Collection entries

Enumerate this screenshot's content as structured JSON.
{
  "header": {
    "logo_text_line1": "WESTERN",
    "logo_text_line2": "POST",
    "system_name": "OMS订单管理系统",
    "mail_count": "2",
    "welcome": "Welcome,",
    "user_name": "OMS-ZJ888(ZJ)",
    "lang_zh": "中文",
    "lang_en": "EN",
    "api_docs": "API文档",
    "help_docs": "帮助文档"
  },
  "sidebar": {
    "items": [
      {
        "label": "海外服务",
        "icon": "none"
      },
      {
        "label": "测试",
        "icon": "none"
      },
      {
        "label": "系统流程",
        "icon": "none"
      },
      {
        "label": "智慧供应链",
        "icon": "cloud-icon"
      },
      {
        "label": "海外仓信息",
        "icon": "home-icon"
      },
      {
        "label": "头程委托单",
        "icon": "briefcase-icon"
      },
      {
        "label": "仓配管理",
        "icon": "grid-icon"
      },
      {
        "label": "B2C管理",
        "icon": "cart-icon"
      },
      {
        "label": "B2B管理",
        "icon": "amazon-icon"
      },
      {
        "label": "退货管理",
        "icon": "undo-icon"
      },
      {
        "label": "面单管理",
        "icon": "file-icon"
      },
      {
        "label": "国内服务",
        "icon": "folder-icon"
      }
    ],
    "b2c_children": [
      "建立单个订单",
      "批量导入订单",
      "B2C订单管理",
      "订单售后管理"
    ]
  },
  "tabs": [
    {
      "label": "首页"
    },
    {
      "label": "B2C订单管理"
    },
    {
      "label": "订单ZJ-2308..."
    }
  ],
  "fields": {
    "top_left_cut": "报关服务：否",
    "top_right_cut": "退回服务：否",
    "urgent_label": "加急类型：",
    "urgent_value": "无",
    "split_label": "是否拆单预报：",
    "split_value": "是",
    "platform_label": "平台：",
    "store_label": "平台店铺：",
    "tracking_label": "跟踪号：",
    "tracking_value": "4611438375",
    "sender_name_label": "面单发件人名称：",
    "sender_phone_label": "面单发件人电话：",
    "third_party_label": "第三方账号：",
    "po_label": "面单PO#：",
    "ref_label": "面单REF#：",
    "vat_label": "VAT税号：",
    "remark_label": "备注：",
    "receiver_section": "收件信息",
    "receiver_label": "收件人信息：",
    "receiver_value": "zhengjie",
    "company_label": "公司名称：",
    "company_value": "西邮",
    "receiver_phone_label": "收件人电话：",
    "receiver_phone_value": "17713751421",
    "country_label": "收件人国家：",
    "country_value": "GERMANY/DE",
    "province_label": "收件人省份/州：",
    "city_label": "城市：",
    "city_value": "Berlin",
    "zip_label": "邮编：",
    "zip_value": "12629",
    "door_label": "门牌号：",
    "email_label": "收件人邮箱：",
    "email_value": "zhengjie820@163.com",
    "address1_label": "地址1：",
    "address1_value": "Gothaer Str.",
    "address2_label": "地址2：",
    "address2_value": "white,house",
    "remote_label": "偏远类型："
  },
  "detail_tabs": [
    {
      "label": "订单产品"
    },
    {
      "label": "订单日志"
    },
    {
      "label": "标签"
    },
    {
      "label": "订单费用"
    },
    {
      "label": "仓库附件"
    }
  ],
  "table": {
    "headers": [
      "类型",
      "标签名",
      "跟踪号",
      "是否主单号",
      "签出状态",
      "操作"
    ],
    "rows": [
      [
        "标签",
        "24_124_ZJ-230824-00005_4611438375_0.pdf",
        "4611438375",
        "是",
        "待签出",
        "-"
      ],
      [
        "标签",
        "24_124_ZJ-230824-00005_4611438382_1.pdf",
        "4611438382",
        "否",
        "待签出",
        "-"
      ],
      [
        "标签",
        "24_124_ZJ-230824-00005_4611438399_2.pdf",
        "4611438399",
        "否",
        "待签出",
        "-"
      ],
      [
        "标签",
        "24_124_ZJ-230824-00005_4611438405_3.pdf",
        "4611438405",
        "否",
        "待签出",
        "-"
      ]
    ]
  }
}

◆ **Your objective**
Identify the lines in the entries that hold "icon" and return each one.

◆ **Answer to the exercise**
        "icon": "none"
        "icon": "none"
        "icon": "none"
        "icon": "cloud-icon"
        "icon": "home-icon"
        "icon": "briefcase-icon"
        "icon": "grid-icon"
        "icon": "cart-icon"
        "icon": "amazon-icon"
        "icon": "undo-icon"
        "icon": "file-icon"
        "icon": "folder-icon"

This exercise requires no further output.